Maersk Product Tanker Saves 23 Migrants
On Monday, the product tanker Maersk Erin saved 23 migrants from a capsized rubber boat in the seas off Libya. 100 remain missing, and the rescue vessel Iuventa, a repurposed fishing boat run by a youth non-profit in Berlin, was on scene to participate in a search effort.
As of Wednesday, the Maersk Erin was anchored near a refinery at Al Zawiyah, Libya, her planned destination.
Authorities estimate that this week's death toll for Mediterranean migrant crossings stands at about 240, bringing fatalities to 4,500 for the year through November – a new record, up 20 percent from the same period in 2015.
Successful arrivals on the North Africa to Italy route have reached about 165,000 since January. Transits from Turkey to Greece have tailed off sharply following a new EU enforcement and deportation program.

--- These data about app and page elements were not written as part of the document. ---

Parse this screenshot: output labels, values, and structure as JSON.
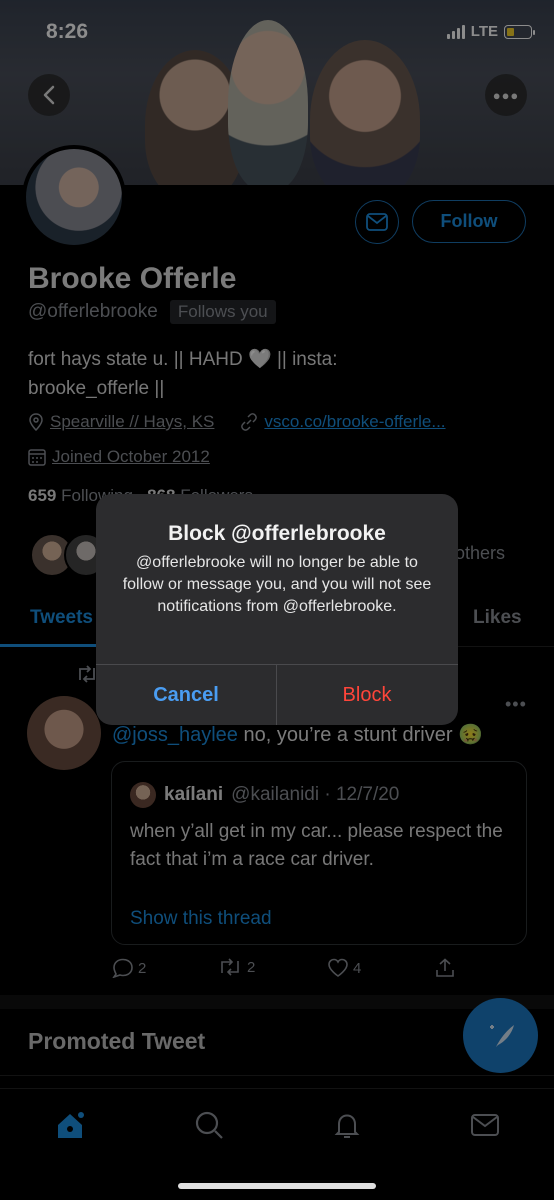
{
  "status": {
    "time": "8:26",
    "network": "LTE"
  },
  "profile": {
    "name": "Brooke Offerle",
    "handle": "@offerlebrooke",
    "follows_badge": "Follows you",
    "bio_line1": "fort hays state u. || HAHD 🤍 || insta:",
    "bio_line2": "brooke_offerle ||",
    "location": "Spearville // Hays, KS",
    "website": "vsco.co/brooke-offerle...",
    "joined": "Joined October 2012",
    "following_count": "659",
    "following_label": "Following",
    "followers_count": "868",
    "followers_label": "Followers",
    "others_text": "others",
    "follow_label": "Follow"
  },
  "tabs": {
    "tweets": "Tweets",
    "likes": "Likes"
  },
  "tweet": {
    "mention": "@joss_haylee",
    "text": " no, you’re a stunt driver 🤢",
    "quote": {
      "name": "kaílani",
      "handle_date": "@kailanidi · 12/7/20",
      "body": "when y’all get in my car... please respect the fact that i’m a race car driver.",
      "show_thread": "Show this thread"
    },
    "replies": "2",
    "retweets": "2",
    "likes": "4"
  },
  "promoted": "Promoted Tweet",
  "alert": {
    "title": "Block @offerlebrooke",
    "message": "@offerlebrooke will no longer be able to follow or message you, and you will not see notifications from @offerlebrooke.",
    "cancel": "Cancel",
    "confirm": "Block"
  },
  "colors": {
    "accent": "#1d8fe0",
    "destructive": "#ff453a",
    "alert_bg": "#2c2c2e"
  }
}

Aid officials and NGOs say that migrants face greater dangers now that Libyan human smugglers have switched to the use of rubber dinghies. Overloaded wooden fishing boats could flood, founder or capsize, but they were never in danger of deflating. The new dinghies, however, are liable to tears and punctures – and they now account for two thirds of the smugglers' boats, according to Migrant Report.
Earlier this year, Wikileaks released an internal EU intelligence report on Libyan smugglers' purchases of large rubber dinghies from Chinese suppliers. A containerload of the inflatable boats was intercepted in Malta in February, but authorities had to release it to its Libyan BCO as there was no legal basis for confiscating it.
30-foot inflatables are available from a variety of Chinese manufacturers for roughly $1000 each (not including shipping). Libyan smugglers told The Guardian that fares for migrants run from $800 to $2,500 depending on their nationality and ability to pay.